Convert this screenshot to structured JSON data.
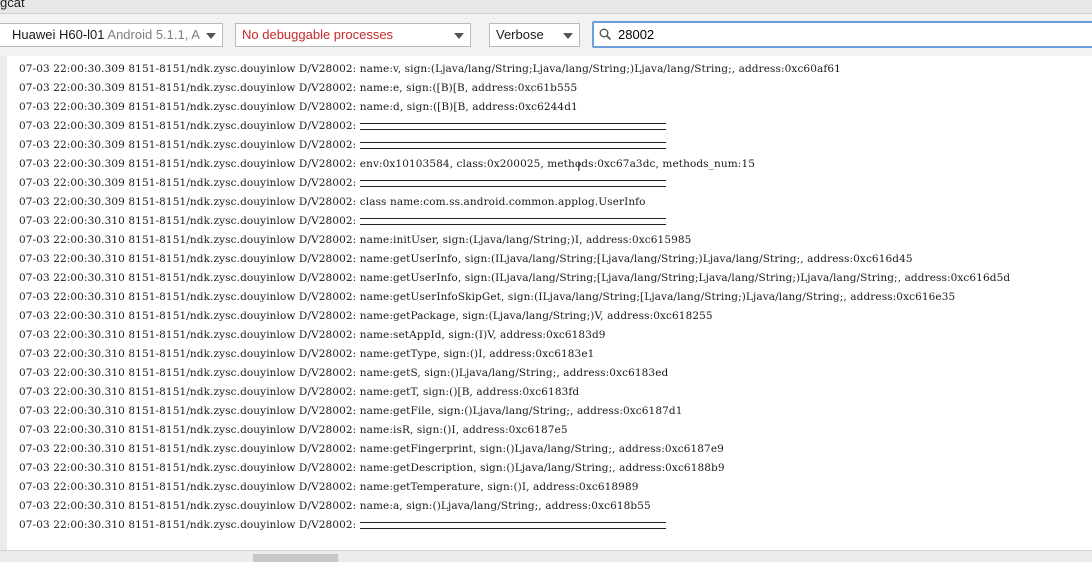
{
  "panel": {
    "title": "gcat"
  },
  "toolbar": {
    "device": {
      "name": "Huawei H60-l01",
      "detail": "Android 5.1.1, A"
    },
    "process_select": {
      "value": "No debuggable processes"
    },
    "log_level": {
      "value": "Verbose"
    },
    "search": {
      "value": "28002",
      "icon": "search-icon"
    }
  },
  "colors": {
    "process_warning": "#c62828",
    "search_focus_border": "#6a9fd8"
  },
  "log_lines": [
    {
      "prefix": "07-03 22:00:30.309 8151-8151/ndk.zysc.douyinlow D/V28002:",
      "message": "name:v, sign:(Ljava/lang/String;Ljava/lang/String;)Ljava/lang/String;, address:0xc60af61",
      "separator": false
    },
    {
      "prefix": "07-03 22:00:30.309 8151-8151/ndk.zysc.douyinlow D/V28002:",
      "message": "name:e, sign:([B)[B, address:0xc61b555",
      "separator": false
    },
    {
      "prefix": "07-03 22:00:30.309 8151-8151/ndk.zysc.douyinlow D/V28002:",
      "message": "name:d, sign:([B)[B, address:0xc6244d1",
      "separator": false
    },
    {
      "prefix": "07-03 22:00:30.309 8151-8151/ndk.zysc.douyinlow D/V28002:",
      "message": "",
      "separator": true
    },
    {
      "prefix": "07-03 22:00:30.309 8151-8151/ndk.zysc.douyinlow D/V28002:",
      "message": "",
      "separator": true
    },
    {
      "prefix": "07-03 22:00:30.309 8151-8151/ndk.zysc.douyinlow D/V28002:",
      "message": "env:0x10103584, class:0x200025, methods:0xc67a3dc, methods_num:15",
      "separator": false
    },
    {
      "prefix": "07-03 22:00:30.309 8151-8151/ndk.zysc.douyinlow D/V28002:",
      "message": "",
      "separator": true
    },
    {
      "prefix": "07-03 22:00:30.309 8151-8151/ndk.zysc.douyinlow D/V28002:",
      "message": "class name:com.ss.android.common.applog.UserInfo",
      "separator": false
    },
    {
      "prefix": "07-03 22:00:30.310 8151-8151/ndk.zysc.douyinlow D/V28002:",
      "message": "",
      "separator": true
    },
    {
      "prefix": "07-03 22:00:30.310 8151-8151/ndk.zysc.douyinlow D/V28002:",
      "message": "name:initUser, sign:(Ljava/lang/String;)I, address:0xc615985",
      "separator": false
    },
    {
      "prefix": "07-03 22:00:30.310 8151-8151/ndk.zysc.douyinlow D/V28002:",
      "message": "name:getUserInfo, sign:(ILjava/lang/String;[Ljava/lang/String;)Ljava/lang/String;, address:0xc616d45",
      "separator": false
    },
    {
      "prefix": "07-03 22:00:30.310 8151-8151/ndk.zysc.douyinlow D/V28002:",
      "message": "name:getUserInfo, sign:(ILjava/lang/String;[Ljava/lang/String;Ljava/lang/String;)Ljava/lang/String;, address:0xc616d5d",
      "separator": false
    },
    {
      "prefix": "07-03 22:00:30.310 8151-8151/ndk.zysc.douyinlow D/V28002:",
      "message": "name:getUserInfoSkipGet, sign:(ILjava/lang/String;[Ljava/lang/String;)Ljava/lang/String;, address:0xc616e35",
      "separator": false
    },
    {
      "prefix": "07-03 22:00:30.310 8151-8151/ndk.zysc.douyinlow D/V28002:",
      "message": "name:getPackage, sign:(Ljava/lang/String;)V, address:0xc618255",
      "separator": false
    },
    {
      "prefix": "07-03 22:00:30.310 8151-8151/ndk.zysc.douyinlow D/V28002:",
      "message": "name:setAppId, sign:(I)V, address:0xc6183d9",
      "separator": false
    },
    {
      "prefix": "07-03 22:00:30.310 8151-8151/ndk.zysc.douyinlow D/V28002:",
      "message": "name:getType, sign:()I, address:0xc6183e1",
      "separator": false
    },
    {
      "prefix": "07-03 22:00:30.310 8151-8151/ndk.zysc.douyinlow D/V28002:",
      "message": "name:getS, sign:()Ljava/lang/String;, address:0xc6183ed",
      "separator": false
    },
    {
      "prefix": "07-03 22:00:30.310 8151-8151/ndk.zysc.douyinlow D/V28002:",
      "message": "name:getT, sign:()[B, address:0xc6183fd",
      "separator": false
    },
    {
      "prefix": "07-03 22:00:30.310 8151-8151/ndk.zysc.douyinlow D/V28002:",
      "message": "name:getFile, sign:()Ljava/lang/String;, address:0xc6187d1",
      "separator": false
    },
    {
      "prefix": "07-03 22:00:30.310 8151-8151/ndk.zysc.douyinlow D/V28002:",
      "message": "name:isR, sign:()I, address:0xc6187e5",
      "separator": false
    },
    {
      "prefix": "07-03 22:00:30.310 8151-8151/ndk.zysc.douyinlow D/V28002:",
      "message": "name:getFingerprint, sign:()Ljava/lang/String;, address:0xc6187e9",
      "separator": false
    },
    {
      "prefix": "07-03 22:00:30.310 8151-8151/ndk.zysc.douyinlow D/V28002:",
      "message": "name:getDescription, sign:()Ljava/lang/String;, address:0xc6188b9",
      "separator": false
    },
    {
      "prefix": "07-03 22:00:30.310 8151-8151/ndk.zysc.douyinlow D/V28002:",
      "message": "name:getTemperature, sign:()I, address:0xc618989",
      "separator": false
    },
    {
      "prefix": "07-03 22:00:30.310 8151-8151/ndk.zysc.douyinlow D/V28002:",
      "message": "name:a, sign:()Ljava/lang/String;, address:0xc618b55",
      "separator": false
    },
    {
      "prefix": "07-03 22:00:30.310 8151-8151/ndk.zysc.douyinlow D/V28002:",
      "message": "",
      "separator": true
    }
  ]
}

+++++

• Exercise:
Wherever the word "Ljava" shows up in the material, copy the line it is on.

• Output:
      "message": "name:v, sign:(Ljava/lang/String;Ljava/lang/String;)Ljava/lang/String;, address:0xc60af61",
      "message": "name:initUser, sign:(Ljava/lang/String;)I, address:0xc615985",
      "message": "name:getUserInfo, sign:(ILjava/lang/String;[Ljava/lang/String;)Ljava/lang/String;, address:0xc616d45",
      "message": "name:getUserInfo, sign:(ILjava/lang/String;[Ljava/lang/String;Ljava/lang/String;)Ljava/lang/String;, address:0xc616d5d",
      "message": "name:getUserInfoSkipGet, sign:(ILjava/lang/String;[Ljava/lang/String;)Ljava/lang/String;, address:0xc616e35",
      "message": "name:getPackage, sign:(Ljava/lang/String;)V, address:0xc618255",
      "message": "name:getS, sign:()Ljava/lang/String;, address:0xc6183ed",
      "message": "name:getFile, sign:()Ljava/lang/String;, address:0xc6187d1",
      "message": "name:getFingerprint, sign:()Ljava/lang/String;, address:0xc6187e9",
      "message": "name:getDescription, sign:()Ljava/lang/String;, address:0xc6188b9",
      "message": "name:a, sign:()Ljava/lang/String;, address:0xc618b55",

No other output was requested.